in Northwestern Arizona. It is 30 miles East of Kingman, 120 miles West of Flagstaff,
and 140 miles Northwest of Phoenix.
The night sky is quite dark, with only a minor sky-glow on the western horizon from
the lights of Kingman (30 miles away), and a barely perceptable glow on the
southeastern horizon from Phoenix (140 miles away).
With an average annual rainfall of 9 inches, most nights are clear. There are no
major industrial or residential areas nearby, and relative humidity is often in
the 10% to 20% range, so sky transparency is generally excellent.
The one site disadvantage is that "seeing" conditions are seldom optimal. The
observatory has rising terrain to the East and South, and is generally in a
mountainous region, so upper air turbulence is usually present. This limits "seeing"
to about 2 or 3 arc-seconds on a good night, but it is often much worse than that.
Windy conditions often occur at ground
level as well, in sufficient force to cause the telescope to oscillate up to several
arc-minutes (in severe wind). This is countered by a 14' high wind-screen (2x4 frame
and plywood) surrounding the observatory. This wind-screen limits observations to
objects about 30 degrees or higher from the horizon, though some panels can be removed
in special circumstances, such as for viewing far southern objects like Omega Centauri.
The telescope is housed in a 10' by 24' wood-frame structure. One half of the structure
contains the telescope, and the roof rolls off that half onto the other part of the
structure.

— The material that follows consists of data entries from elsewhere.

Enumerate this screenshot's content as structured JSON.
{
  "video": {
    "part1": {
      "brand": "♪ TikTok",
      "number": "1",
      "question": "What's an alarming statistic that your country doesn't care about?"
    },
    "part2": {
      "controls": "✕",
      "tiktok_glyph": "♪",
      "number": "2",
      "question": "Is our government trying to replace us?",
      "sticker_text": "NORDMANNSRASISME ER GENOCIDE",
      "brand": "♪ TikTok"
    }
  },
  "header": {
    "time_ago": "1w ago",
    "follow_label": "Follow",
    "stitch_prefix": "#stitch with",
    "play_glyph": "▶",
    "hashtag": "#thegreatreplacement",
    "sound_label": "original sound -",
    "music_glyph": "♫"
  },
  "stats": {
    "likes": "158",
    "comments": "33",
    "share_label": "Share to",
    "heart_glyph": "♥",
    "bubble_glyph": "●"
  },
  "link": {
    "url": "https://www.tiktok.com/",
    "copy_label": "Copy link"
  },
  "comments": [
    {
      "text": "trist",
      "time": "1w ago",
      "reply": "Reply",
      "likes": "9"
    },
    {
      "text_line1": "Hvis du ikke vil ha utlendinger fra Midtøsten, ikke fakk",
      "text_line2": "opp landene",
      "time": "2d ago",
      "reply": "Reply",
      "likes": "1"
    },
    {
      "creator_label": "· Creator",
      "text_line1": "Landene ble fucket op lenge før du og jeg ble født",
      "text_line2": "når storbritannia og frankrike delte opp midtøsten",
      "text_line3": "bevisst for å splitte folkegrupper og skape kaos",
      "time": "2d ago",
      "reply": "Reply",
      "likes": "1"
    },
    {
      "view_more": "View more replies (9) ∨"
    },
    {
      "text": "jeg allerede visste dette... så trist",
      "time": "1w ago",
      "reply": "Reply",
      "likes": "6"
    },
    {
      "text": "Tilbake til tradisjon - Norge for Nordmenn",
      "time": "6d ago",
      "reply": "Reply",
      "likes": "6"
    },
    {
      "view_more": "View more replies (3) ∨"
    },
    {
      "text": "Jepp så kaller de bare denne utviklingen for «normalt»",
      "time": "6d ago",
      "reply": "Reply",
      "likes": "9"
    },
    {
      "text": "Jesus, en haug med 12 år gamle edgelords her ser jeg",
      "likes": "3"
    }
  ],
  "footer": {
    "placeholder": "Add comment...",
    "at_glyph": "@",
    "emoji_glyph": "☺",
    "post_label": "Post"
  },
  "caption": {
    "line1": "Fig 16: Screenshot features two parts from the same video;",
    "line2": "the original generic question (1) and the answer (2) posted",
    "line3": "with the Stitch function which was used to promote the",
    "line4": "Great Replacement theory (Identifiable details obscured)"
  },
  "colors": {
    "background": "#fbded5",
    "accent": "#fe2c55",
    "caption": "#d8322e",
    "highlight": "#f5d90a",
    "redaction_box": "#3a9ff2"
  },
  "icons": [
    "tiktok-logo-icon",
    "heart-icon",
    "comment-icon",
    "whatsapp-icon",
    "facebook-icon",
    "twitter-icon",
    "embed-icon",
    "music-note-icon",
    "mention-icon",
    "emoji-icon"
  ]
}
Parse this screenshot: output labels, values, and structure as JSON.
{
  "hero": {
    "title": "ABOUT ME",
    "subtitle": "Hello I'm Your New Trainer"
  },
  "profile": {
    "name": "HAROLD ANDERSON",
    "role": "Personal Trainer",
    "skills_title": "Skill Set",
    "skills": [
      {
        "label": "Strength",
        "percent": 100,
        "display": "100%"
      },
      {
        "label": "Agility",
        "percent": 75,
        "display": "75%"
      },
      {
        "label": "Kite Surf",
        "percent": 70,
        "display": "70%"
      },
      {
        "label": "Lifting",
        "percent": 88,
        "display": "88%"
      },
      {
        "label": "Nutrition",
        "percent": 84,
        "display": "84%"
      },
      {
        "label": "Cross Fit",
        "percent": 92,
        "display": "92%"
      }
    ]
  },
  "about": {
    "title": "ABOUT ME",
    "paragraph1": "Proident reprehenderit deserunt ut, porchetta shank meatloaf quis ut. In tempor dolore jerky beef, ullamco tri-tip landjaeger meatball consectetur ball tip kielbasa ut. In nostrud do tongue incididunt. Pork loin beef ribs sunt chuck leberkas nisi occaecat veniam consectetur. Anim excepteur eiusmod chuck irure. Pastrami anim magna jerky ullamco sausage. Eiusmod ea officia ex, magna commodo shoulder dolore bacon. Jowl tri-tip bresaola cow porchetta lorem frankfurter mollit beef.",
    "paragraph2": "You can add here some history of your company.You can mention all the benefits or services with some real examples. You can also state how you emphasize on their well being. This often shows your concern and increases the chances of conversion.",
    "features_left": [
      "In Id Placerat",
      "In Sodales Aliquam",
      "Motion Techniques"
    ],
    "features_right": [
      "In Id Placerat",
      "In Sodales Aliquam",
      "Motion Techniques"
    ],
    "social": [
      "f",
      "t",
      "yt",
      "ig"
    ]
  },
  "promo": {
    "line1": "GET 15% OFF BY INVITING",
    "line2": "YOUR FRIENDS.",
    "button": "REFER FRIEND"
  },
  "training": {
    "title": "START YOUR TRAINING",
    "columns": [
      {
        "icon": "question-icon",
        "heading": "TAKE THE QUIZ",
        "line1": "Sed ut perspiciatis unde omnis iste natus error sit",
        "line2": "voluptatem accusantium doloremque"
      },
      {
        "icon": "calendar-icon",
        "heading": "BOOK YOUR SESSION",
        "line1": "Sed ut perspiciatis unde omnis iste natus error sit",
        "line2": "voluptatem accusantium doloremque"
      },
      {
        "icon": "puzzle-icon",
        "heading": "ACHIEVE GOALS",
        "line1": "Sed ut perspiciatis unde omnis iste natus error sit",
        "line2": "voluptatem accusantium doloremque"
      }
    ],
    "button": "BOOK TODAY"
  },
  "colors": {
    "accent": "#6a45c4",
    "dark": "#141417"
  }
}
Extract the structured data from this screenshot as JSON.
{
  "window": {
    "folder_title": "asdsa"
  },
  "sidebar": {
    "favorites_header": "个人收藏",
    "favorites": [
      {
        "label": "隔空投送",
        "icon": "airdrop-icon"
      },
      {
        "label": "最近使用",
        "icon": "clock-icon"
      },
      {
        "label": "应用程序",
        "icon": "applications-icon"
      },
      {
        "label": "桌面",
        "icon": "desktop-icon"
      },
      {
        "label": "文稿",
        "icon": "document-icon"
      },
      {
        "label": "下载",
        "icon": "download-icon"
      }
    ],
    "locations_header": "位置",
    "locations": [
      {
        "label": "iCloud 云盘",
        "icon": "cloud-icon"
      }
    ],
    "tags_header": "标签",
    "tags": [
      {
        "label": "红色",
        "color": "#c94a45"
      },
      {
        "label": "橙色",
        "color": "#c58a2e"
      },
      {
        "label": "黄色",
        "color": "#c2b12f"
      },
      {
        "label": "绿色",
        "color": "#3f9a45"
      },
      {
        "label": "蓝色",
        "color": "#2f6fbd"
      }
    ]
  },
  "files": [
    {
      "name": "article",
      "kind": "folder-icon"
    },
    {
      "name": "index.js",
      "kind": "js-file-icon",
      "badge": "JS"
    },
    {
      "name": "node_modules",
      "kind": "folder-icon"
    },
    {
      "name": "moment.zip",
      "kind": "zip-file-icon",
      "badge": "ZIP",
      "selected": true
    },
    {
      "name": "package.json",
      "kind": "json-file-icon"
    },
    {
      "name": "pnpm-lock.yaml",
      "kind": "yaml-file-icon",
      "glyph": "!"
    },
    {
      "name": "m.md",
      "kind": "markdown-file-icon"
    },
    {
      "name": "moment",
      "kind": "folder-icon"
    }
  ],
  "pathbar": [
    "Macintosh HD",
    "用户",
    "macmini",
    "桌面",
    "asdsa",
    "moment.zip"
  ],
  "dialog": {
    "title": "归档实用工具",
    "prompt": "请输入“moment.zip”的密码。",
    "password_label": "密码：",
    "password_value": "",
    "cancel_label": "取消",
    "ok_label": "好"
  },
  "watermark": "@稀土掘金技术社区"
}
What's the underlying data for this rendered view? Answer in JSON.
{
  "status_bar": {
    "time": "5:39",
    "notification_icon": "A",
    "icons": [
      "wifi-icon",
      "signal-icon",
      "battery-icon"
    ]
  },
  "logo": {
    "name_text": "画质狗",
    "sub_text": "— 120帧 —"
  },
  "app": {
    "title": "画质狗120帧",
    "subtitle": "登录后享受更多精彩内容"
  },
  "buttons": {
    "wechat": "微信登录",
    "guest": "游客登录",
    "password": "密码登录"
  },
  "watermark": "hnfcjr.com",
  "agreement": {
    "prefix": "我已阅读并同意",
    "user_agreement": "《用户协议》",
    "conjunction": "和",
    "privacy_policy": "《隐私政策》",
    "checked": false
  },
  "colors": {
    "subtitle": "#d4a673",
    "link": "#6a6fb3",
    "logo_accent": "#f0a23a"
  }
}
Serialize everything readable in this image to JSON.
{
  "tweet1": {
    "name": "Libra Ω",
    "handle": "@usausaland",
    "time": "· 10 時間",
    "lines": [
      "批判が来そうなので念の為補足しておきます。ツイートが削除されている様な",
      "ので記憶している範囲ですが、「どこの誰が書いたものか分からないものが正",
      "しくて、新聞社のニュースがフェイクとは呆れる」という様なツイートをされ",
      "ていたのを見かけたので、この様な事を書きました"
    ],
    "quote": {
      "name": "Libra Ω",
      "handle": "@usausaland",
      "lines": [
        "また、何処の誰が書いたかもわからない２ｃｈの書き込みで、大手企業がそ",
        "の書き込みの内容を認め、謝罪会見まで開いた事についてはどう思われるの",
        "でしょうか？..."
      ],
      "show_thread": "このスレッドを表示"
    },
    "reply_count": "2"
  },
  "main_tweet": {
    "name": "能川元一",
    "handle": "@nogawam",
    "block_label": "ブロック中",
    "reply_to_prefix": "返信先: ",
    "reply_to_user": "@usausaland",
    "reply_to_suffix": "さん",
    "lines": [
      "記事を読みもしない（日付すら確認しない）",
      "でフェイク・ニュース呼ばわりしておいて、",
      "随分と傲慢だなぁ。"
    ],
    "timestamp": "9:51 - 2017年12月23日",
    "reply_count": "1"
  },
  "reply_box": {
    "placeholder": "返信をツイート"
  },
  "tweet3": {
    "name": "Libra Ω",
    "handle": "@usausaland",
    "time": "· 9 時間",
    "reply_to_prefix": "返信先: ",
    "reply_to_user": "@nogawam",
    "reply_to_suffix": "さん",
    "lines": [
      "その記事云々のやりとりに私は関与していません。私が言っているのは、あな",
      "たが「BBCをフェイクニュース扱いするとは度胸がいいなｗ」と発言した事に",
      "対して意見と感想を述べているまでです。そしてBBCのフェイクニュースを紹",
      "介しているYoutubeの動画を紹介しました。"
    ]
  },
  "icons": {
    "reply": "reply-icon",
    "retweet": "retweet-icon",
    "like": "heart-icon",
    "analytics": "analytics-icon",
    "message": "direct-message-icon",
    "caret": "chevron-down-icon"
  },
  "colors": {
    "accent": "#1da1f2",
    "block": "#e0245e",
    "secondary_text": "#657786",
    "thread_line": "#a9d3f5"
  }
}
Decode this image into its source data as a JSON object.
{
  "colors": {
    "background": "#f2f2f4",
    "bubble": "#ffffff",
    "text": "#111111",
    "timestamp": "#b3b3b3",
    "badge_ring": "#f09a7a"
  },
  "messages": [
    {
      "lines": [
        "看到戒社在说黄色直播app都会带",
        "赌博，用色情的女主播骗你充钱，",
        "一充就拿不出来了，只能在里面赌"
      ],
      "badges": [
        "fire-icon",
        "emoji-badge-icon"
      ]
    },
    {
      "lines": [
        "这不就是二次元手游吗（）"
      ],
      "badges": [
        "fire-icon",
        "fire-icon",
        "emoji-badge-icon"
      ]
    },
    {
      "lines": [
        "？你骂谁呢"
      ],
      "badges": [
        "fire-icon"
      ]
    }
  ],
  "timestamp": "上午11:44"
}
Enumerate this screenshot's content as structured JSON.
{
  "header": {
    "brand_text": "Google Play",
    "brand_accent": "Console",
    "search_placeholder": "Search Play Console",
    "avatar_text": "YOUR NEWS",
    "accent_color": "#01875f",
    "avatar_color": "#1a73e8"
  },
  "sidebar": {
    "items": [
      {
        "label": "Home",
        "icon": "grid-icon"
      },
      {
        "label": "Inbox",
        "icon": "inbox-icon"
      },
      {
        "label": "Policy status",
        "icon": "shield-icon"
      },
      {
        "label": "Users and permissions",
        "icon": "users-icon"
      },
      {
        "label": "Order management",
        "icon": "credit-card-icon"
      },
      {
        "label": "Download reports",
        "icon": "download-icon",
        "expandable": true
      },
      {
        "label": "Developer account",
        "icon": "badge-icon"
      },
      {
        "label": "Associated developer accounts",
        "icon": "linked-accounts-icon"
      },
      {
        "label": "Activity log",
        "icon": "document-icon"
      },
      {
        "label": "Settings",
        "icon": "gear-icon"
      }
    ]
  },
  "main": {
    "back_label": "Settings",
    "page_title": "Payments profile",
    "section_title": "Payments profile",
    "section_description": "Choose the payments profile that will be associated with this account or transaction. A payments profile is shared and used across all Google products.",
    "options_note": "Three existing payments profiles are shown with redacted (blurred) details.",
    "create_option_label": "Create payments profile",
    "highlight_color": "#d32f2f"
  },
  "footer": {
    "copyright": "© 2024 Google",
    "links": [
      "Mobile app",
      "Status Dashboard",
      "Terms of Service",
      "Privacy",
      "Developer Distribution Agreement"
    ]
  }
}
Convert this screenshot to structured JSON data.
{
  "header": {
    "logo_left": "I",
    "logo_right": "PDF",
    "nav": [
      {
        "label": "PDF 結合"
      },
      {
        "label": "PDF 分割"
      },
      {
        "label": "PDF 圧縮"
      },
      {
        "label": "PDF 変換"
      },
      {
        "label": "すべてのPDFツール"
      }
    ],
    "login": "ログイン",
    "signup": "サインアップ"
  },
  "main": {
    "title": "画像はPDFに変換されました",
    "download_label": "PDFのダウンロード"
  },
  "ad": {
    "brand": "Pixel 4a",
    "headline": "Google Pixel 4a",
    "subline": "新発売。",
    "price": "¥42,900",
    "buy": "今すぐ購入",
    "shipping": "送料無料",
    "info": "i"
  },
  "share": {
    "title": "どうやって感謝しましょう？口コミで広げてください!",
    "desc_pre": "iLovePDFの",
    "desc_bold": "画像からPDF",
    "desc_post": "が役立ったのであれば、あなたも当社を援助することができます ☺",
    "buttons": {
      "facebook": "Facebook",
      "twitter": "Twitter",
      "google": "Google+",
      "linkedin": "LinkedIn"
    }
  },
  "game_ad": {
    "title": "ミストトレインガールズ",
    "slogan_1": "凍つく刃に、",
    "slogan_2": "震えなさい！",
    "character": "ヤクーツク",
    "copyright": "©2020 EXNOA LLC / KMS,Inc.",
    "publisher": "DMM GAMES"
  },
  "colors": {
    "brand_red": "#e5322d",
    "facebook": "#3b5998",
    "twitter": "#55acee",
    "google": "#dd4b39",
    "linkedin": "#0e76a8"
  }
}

The walls are 8' high, but those in the observatory side are split at 4',
and fold down for observing sessions.